Legislative Priority Summary
The State League sent out the form for the 2022 legislative priorities late November 2021. The forms were due February 1st, 2022. Nineteen Leagues submitted their top three legislative priorities. The top three priorities (in ranked order) are election law, natural resources, and healthcare.
Pre-Budget Advocacy Summary and Budget Update
On Saturday, March 14th the two one-house budgets were released. Unfortunately, we saw some mixed results as it relates to our pre-budget advocacy focus on ethics reform, funding elections, and making voting easier. Our work paid off regarding “Turn on the TAP” as funding to restore TAP for incarcerated individuals was included in both the Senate and Assembly one-house budgets.
The Assembly concurs with the Executive Budget allocation of $30.4M in funding for the State Board of Elections.
The Senate modified the Executive recommendation of $30.4 million by adding $5 million to establish an Office of Voting Rights, pursuant to a Chapter of the Laws of 2022. This is an early provision to include funding for the passing of the John Lewis Voting Rights Act.
Limited action was taken on ethics reform in the one house budgets. Both the Assembly and the Senate did not add additional funding to reform the agency, nor did they include the Executive Proposal for an entirely new Ethics Commission.
Making Voting Easier
The Assembly did not include the Executive proposal to expand the voter registration period by requiring local boards of elections to process any applications received no later than 10 days before an election and postmarked no later than 15 days before.
The Assembly did not include the Executive proposal to require local boards of elections to establish one or more poll sites on college campuses whenever a contiguous property of a college or university contains 300 or more registered voters.

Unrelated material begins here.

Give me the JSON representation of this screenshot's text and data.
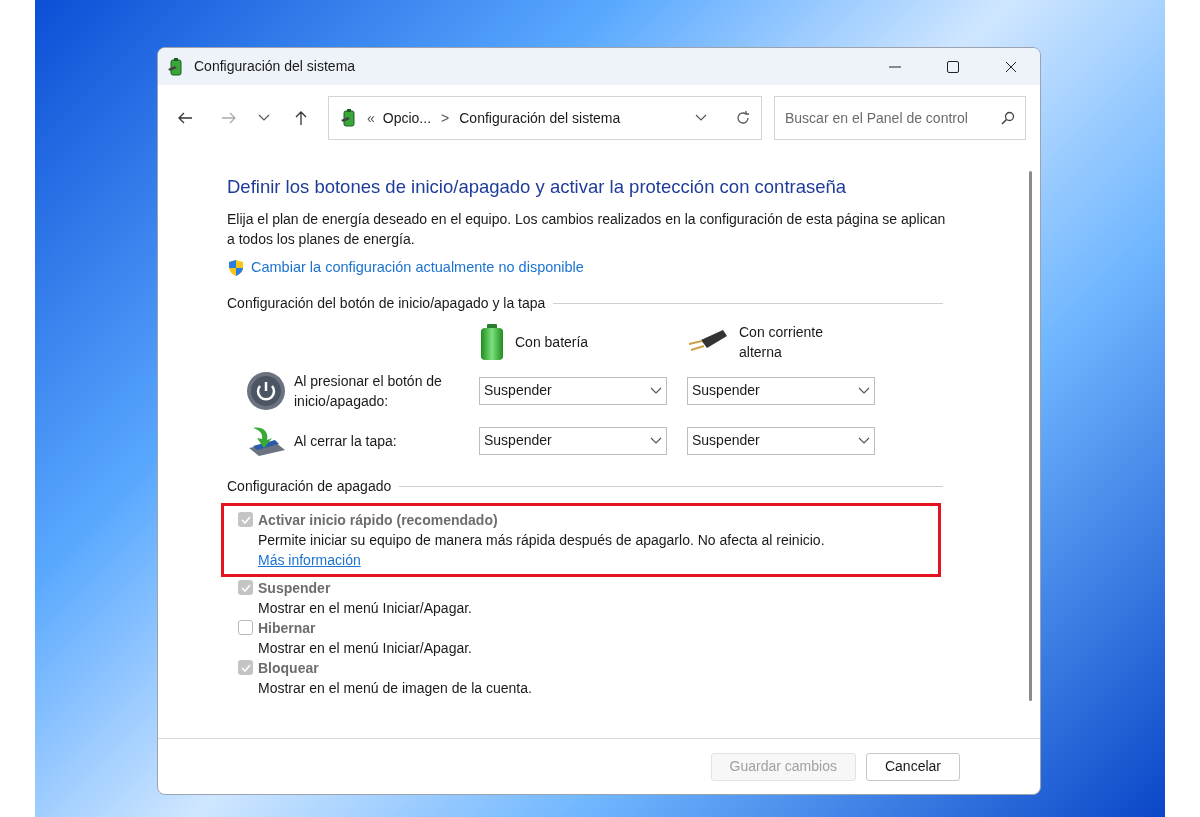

The Senate did not include the Executive proposals to reduce the deadline to register to vote from 20 days before an election to ten days and to reduce the required postmarked date on a registration form from 25 to 15 days before an election, and the proposal on polling places on college campuses having already passed legislation to make these changes earlier this year.
State Budget Advocacy
This month the League advocated for funding for ethics reform and budget transparency in the New York State budget. In March, the League along with several other good government groups submitted an op ed to the Times Union in an effort to push for JCOPE reform. The op ed was published in the Times Union on March 6th and in Newsweek on March 8th. In the weeks prior to the one-house budget release it became apparent that there was not a major focus on ethics reform in either the Senate or Assembly. This letter was submitted as a call to action for both Hochul and the Assembly and Senate to ensure that they prioritize holding public officials accountable by overhauling JCOPE, improving campaign finance scrutiny, bolstering the power of the inspector general, and eliminating the pay-to-play culture.
On March 2nd, the League submitted a memo to Majority Leader Stewart-Cousins and Speaker Heastie to urge them to reject the Governor’s Fiscal Year 2023 Executive Budget proposals that would give the Executive broad and unilateral powers, and to amend other proposals to better define their uses and oversight. See letter here:
On March 24th, the League signed on to a memo with the several watchdog organizations and the Citizens Budget Commission which was sent to Governor Hochul, Majority Leader Stewart-Cousins and Speaker Heastie. The memo urges them to include basic financial tables once they have reached consensus on the budget in order to allow for more transparency and accessibility. The letter will be posted on our site shortly.
All testimony and actions taken are on the state website at: https://lwvny.org/legislative-action/